“The so-called ‘crimes’ Vladimir Kara-Murza was tried for – speaking out against the invasion and advocacy on behalf of victims of human rights violations – are in fact acts of outstanding bravery,” Amnesty’s Russia director Natalia Zviagina said in a statement.
“This verdict wrongly conflates human rights activism with ‘high treason’ and is reminiscent of Stalin-era repression.”
The group declared Kara-Murza a prisoner of conscience, convicted solely for his political beliefs, and demanded his immediate and unconditional release.
Memorial, one of Russia’s oldest and most prominent human rights organisations that was named a co-winner of the 2022 Nobel Peace Prize along with human rights defenders from Ukraine and Belarus, has also named Kara-Murza as a political prisoner.
Memorial’s head Yan Rachinsky described the sentence as “monstrous”, adding that it reflected the authorities’ fear of criticism and “marked a difference between today’s Russia and civilised countries”.
The British, American, German and other western governments strongly condemned the conviction.
“Vladimir Kara-Murza bravely denounced Russia’s invasion of Ukraine for what it was – a blatant violation of international law and the UN Charter,” British Foreign Secretary James Cleverly said in a statement.
The Foreign Office said it summoned Russian ambassador Andrey Kelin over the conviction.
The British Government previously sanctioned the judge presiding at the trial for human rights violations in another case and said it would consider taking further action to hold people accountable in Kara-Murza’s case.
The US State Department hailed Kara-Murza along with jailed Russian opposition leader Alexei Navalny, Yashin and “many others who serve their country and their fellow citizens at great personal cost by boldly standing up for human rights and fundamental freedoms”.
It renewed its call for the release of Kara-Murza and more than 400 other political prisoners in Russia.
UN human rights chief Volker Turk called the sentence “another blow to the rule of law and civic space in the Russian Federation”.
Kremlin spokesman Dmitry Peskov refused to comment.
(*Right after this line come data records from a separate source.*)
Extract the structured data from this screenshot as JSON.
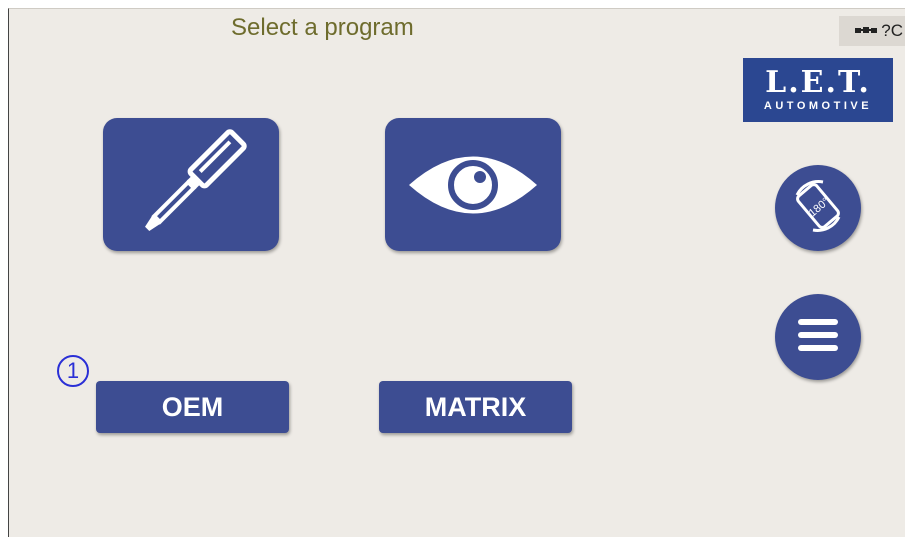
{
  "header": {
    "title": "Select a program",
    "status_text": "?C",
    "status_icon": "vehicle-icon"
  },
  "logo": {
    "main": "L.E.T.",
    "sub": "AUTOMOTIVE"
  },
  "tiles": [
    {
      "icon": "screwdriver-icon"
    },
    {
      "icon": "eye-icon"
    }
  ],
  "side_buttons": [
    {
      "icon": "rotate-180-icon",
      "label": "180°"
    },
    {
      "icon": "menu-icon"
    }
  ],
  "buttons": {
    "oem": "OEM",
    "matrix": "MATRIX"
  },
  "annotation": {
    "marker": "1"
  },
  "colors": {
    "background": "#eeebe6",
    "button": "#3d4d92",
    "title": "#6e6c2d",
    "logo": "#2b4791",
    "marker": "#2a2fd6"
  }
}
Kara-Murza’s health has deteriorated in custody, leading to the development of polyneuropathy – disease of or damage to nerves – in both his feet, according to his lawyers.